More good news as AstraZeneca finds a third Covid vaccine
Another week, another Covid-19 vaccine. This one from AstraZeneca and Oxford University is homegrown and ready to roll out fast. Matthew Partridge reports
The good news keeps coming on the vaccine front, says Lex in the Financial Times – this time with positive results from AstraZeneca. The overall tally was “underwhelming”: the treatment’s average efficacy of 70% was “significantly less” than the figure achieved by the BioNTech/Pfizer and Moderna vaccines. But the best results, of 90% efficacy, were achieved for participants who only received half of the first of two doses. This suggests that “more people can get a shot with the same amount of vaccine”. AstraZeneca has already agreed deals with drugmakers in Russia, Brazil and India to produce up to three billion doses.

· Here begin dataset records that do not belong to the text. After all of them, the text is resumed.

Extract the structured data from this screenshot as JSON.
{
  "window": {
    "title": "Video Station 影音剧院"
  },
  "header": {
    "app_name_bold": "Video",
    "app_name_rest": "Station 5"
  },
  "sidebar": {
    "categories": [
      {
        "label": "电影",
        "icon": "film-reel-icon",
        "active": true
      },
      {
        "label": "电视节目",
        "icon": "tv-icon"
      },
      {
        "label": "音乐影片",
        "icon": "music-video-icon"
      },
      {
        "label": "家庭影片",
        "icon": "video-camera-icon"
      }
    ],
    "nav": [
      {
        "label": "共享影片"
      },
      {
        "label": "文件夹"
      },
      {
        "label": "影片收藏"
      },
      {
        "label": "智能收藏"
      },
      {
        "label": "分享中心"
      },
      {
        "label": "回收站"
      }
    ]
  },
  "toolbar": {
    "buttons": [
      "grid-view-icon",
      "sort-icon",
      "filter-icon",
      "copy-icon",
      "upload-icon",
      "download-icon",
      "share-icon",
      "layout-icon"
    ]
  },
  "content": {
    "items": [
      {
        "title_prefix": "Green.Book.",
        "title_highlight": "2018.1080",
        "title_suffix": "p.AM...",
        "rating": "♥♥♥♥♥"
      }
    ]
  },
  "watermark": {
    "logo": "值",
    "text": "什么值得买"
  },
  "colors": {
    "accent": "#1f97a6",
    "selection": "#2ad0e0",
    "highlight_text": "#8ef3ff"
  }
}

Despite this apparent success, the market has punished AstraZeneca, with the drug giant’s shares falling by 3.8% when the news was announced, says Nils Pratley in The Guardian. Part of this is due to the need to explain the “wide gap” between the 62% efficiency in the main study and 90% for those who received the half-dose, full dose regime. AstraZeneca’s pledge “to distribute the vaccine at cost during the course of pandemic” also means that it “won’t make profits from the initial orders”. Still, it’s impossible to deny that a 90% efficiency rate in one study is “excellent”.
The near-perfect level of protection is particularly impressive given the way the trial was conducted, says The Economist. While the numbers of people involved were smaller than in rival studies, AstraZeneca repeatedly tested all those involved in the trial to pick up asymptomatic infections. As a result, the efficiency of AstraZeneca’s jab is not necessarily worse than that of Pfizer and Moderna, who relied on people self-reporting symptoms, followed by a confirmatory test. This is important because those who are asymptomatic can still pass on the virus to others, so AstraZeneca’s jab may ultimately reduce the transmission of the virus. The interim results “will certainly please the UK government”, says Ross Clark in The Spectator. Not only is it a “homegrown” vaccine, developed from research carried out by the University of Oxford, and part-funded by the state, but the UK has also ordered 100 million shots. What’s more, the facts that the vaccine itself “is less than a fifth of the price of the Pfizer vaccine” and can be “kept at ordinary fridge temperatures” will greatly facilitate a roll-out, as well as making it the “obvious choice” for developing countries.
While Britain and America have ordered enough doses for their entire populations, most young and able-bodied people in other countries “may have to wait until 2022 to be vaccinated”, even with multiple vaccines, says Aimee Donnellan on Breakingviews. That means that many unvaccinated people could “keep avoiding public transport and mass gatherings”, which will “put a cap on any recovery in corporate profitability”.